According to the Discovery Channel, five sherpas, led by Phurba Tashi, reached the top of the world on the same day Zhumayev and Pivtsov topped out. The dispatch also describes the ordeal of the Kazakhs' descent and how they had to be assisted by the sherpas to make it back to Advanced Base Camp. "At ABC the men revealed that they had gone 48 hours without a drop of water and no extra oxygen during their summit push and descent", the website said. They are reported to be well.

Everest has also claimed its first casualty of the year. Dawa Sherpa, who was from the Makalu region, was killed between Camp II and Camp III on the Nepal side. The Ministry of Tourism says he fell down the Kharpas crevasse while on his way up to Camp III on 26 April.

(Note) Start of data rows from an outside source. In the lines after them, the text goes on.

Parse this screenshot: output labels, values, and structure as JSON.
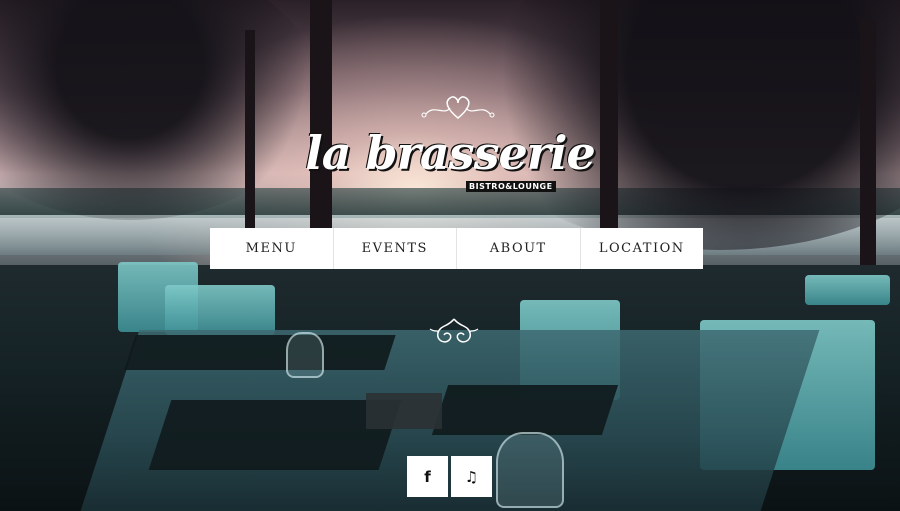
{
  "brand": {
    "name": "la brasserie",
    "tagline": "BISTRO&LOUNGE"
  },
  "nav": {
    "items": [
      {
        "label": "MENU"
      },
      {
        "label": "EVENTS"
      },
      {
        "label": "ABOUT"
      },
      {
        "label": "LOCATION"
      }
    ]
  },
  "social": {
    "items": [
      {
        "icon": "facebook-icon",
        "glyph": "f"
      },
      {
        "icon": "music-note-icon",
        "glyph": "♫"
      }
    ]
  },
  "colors": {
    "nav_background": "#ffffff",
    "nav_text": "#222222"
  }
}
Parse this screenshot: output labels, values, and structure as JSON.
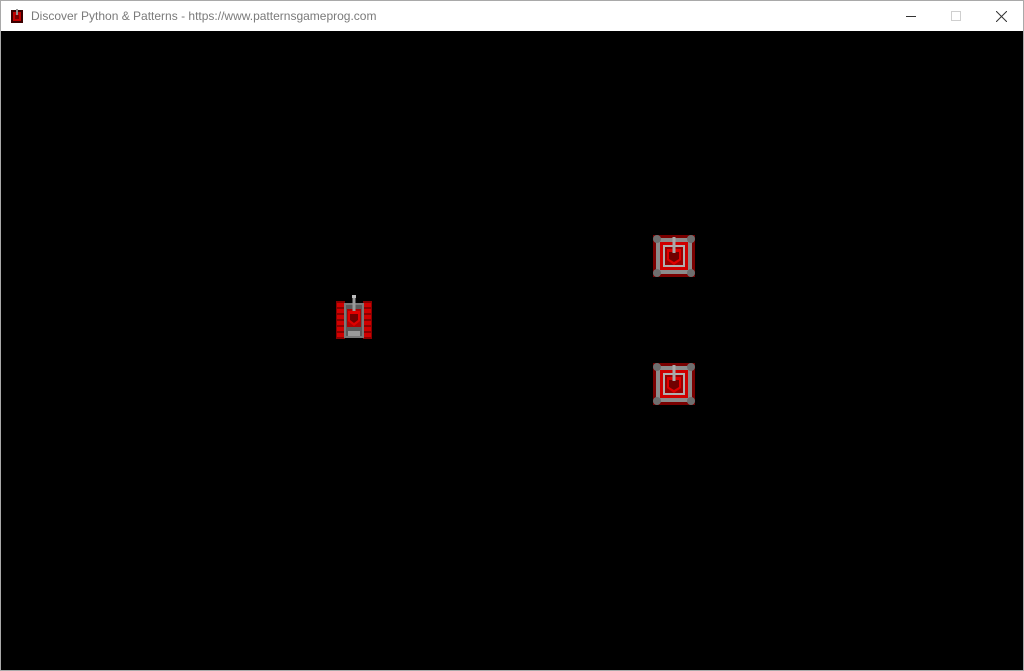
{
  "window": {
    "title": "Discover Python & Patterns - https://www.patternsgameprog.com",
    "app_icon": "tank-app-icon",
    "controls": [
      "minimize-icon",
      "maximize-icon",
      "close-icon"
    ]
  },
  "game": {
    "background_color": "#000000",
    "player_color": "#c00000",
    "turret_gray": "#808080",
    "sprites": [
      {
        "name": "player-tank",
        "icon": "tank-icon"
      },
      {
        "name": "enemy-tower",
        "icon": "tower-icon"
      },
      {
        "name": "enemy-tower",
        "icon": "tower-icon"
      }
    ]
  }
}
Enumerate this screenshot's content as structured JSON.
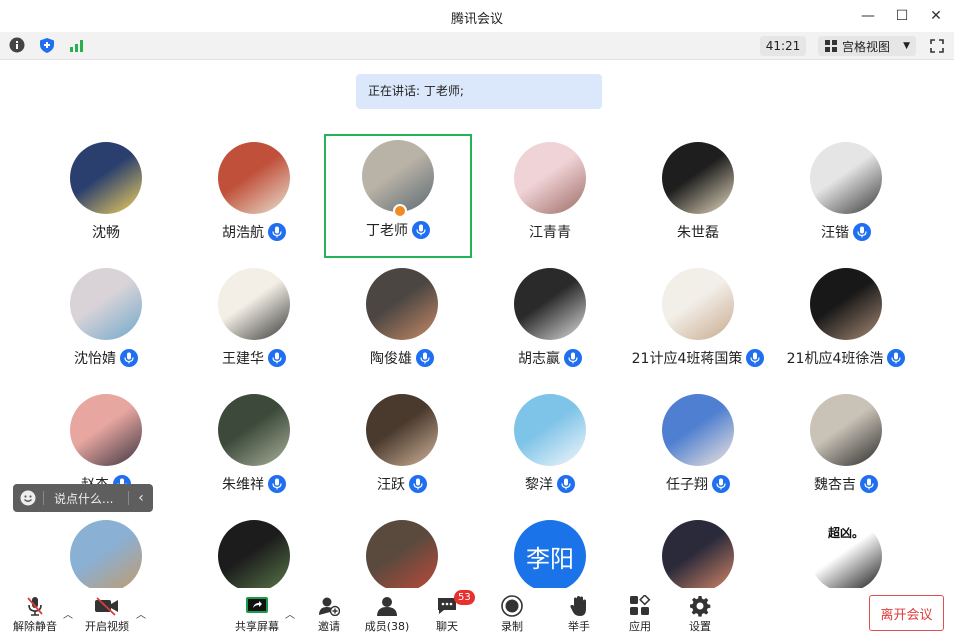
{
  "window": {
    "title": "腾讯会议"
  },
  "toolbar": {
    "timer": "41:21",
    "view_label": "宫格视图"
  },
  "speaking": {
    "text": "正在讲话: 丁老师;"
  },
  "participants": [
    {
      "name": "沈畅",
      "mic": false,
      "colors": [
        "#2a3f6e",
        "#f4d35e"
      ]
    },
    {
      "name": "胡浩航",
      "mic": true,
      "colors": [
        "#c0503a",
        "#e9e2d2"
      ]
    },
    {
      "name": "丁老师",
      "mic": true,
      "colors": [
        "#b9b2a6",
        "#5c6b73"
      ]
    },
    {
      "name": "江青青",
      "mic": false,
      "colors": [
        "#f0d3d6",
        "#9c6b65"
      ]
    },
    {
      "name": "朱世磊",
      "mic": false,
      "colors": [
        "#1e1e1e",
        "#e8dcc0"
      ]
    },
    {
      "name": "汪锴",
      "mic": true,
      "colors": [
        "#e5e5e5",
        "#3a3a3a"
      ]
    },
    {
      "name": "沈怡婧",
      "mic": true,
      "colors": [
        "#d9d3d8",
        "#6fa8c9"
      ]
    },
    {
      "name": "王建华",
      "mic": true,
      "colors": [
        "#f3efe6",
        "#3a3a3a"
      ]
    },
    {
      "name": "陶俊雄",
      "mic": true,
      "colors": [
        "#4b4642",
        "#c98a68"
      ]
    },
    {
      "name": "胡志赢",
      "mic": true,
      "colors": [
        "#2a2a2a",
        "#dedede"
      ]
    },
    {
      "name": "21计应4班蒋国策",
      "mic": true,
      "colors": [
        "#f2efe9",
        "#c8a98d"
      ]
    },
    {
      "name": "21机应4班徐浩",
      "mic": true,
      "colors": [
        "#181818",
        "#a88b76"
      ]
    },
    {
      "name": "赵杰",
      "mic": true,
      "colors": [
        "#e8a6a0",
        "#3b3540"
      ]
    },
    {
      "name": "朱维祥",
      "mic": true,
      "colors": [
        "#3d4a3b",
        "#a8b29a"
      ]
    },
    {
      "name": "汪跃",
      "mic": true,
      "colors": [
        "#4a3a2e",
        "#d1b49a"
      ]
    },
    {
      "name": "黎洋",
      "mic": true,
      "colors": [
        "#7ec3e8",
        "#f5f8fb"
      ]
    },
    {
      "name": "任子翔",
      "mic": true,
      "colors": [
        "#4e7fd0",
        "#f1e6de"
      ]
    },
    {
      "name": "魏杏吉",
      "mic": true,
      "colors": [
        "#c9c2b6",
        "#2b2b2b"
      ]
    },
    {
      "name": "",
      "mic": false,
      "colors": [
        "#8ab0d4",
        "#c29a6a"
      ]
    },
    {
      "name": "",
      "mic": false,
      "colors": [
        "#1c1c1c",
        "#5a7a4a"
      ]
    },
    {
      "name": "",
      "mic": false,
      "colors": [
        "#5a4a3e",
        "#c04a3a"
      ]
    },
    {
      "name": "",
      "mic": false,
      "colors": [
        "#1a73e8",
        "#1a73e8"
      ],
      "avatar_text": "李阳"
    },
    {
      "name": "",
      "mic": false,
      "colors": [
        "#2a2a3a",
        "#d98a6a"
      ]
    },
    {
      "name": "",
      "mic": false,
      "colors": [
        "#ffffff",
        "#111111"
      ],
      "avatar_text": "超凶。"
    }
  ],
  "chat": {
    "placeholder": "说点什么..."
  },
  "bottom": {
    "unmute": "解除静音",
    "video": "开启视频",
    "share": "共享屏幕",
    "invite": "邀请",
    "members": "成员(38)",
    "chat": "聊天",
    "chat_badge": "53",
    "record": "录制",
    "raise_hand": "举手",
    "apps": "应用",
    "settings": "设置",
    "leave": "离开会议"
  },
  "colors": {
    "accent": "#1f6ff0",
    "active_border": "#25b35a",
    "leave": "#e03b3b"
  }
}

Another mountaineer going for all eight-thousanders bagged Dhaulagiri I, his twelfth. Spaniard Inaki Ocha de Olza reached the summit at the 8,167 on 26 April. His teammate and compatriot Jorge Egocheaga followed shortly after, but later had to be evacuated from Base Camp due to frostbite. Other Dhaulagiri ascents reported include those of Romanian Horia Colibasanu and Kazakh team members Serguey Samoilov, Svetlana Sharipova, and Eugeny Shutov on 1 May, and a speed summit by Denis Urubko on 2 May.

An Italian climber is said to have fallen to his death just below the summit the day Ochoa topped out.

There have already been a few summits of Cho Oyo, the world's sixth highest mountain, with Italians Silvio Mondinelli and Marco Confortola reaching the top after an impressive 20-hour push from Camp I.

Despite the early summits on Everest, most teams are still waiting for the weather window, which traditionally arrives between 15 and 25 May. However, last year was a late Everest season with climbers reaching the summit as late as early June.

Annapurna I for beginners

. Annapurna I (8,091m) is the tenth highest mountain in the world and the eighth highest in Nepal.
. Annapurna was first climbed via the North Face by a French expedition led by Maurice Herzog in 1950.
. Annapurna I is notorious for its avalanche danger. Legendary climbers like Anatoli Boukreev from Russia and Christian Kuntner from Italy have died on the mountain.
. Lafaille, who attempted the south face 1992 but turned backed when his partner fell to his death, died on Makalu (8,463m) in January 2006 while trying a solo winter ascent.
. Related links:, (German).

(11 JAN 2013 - 17 JAN 2013)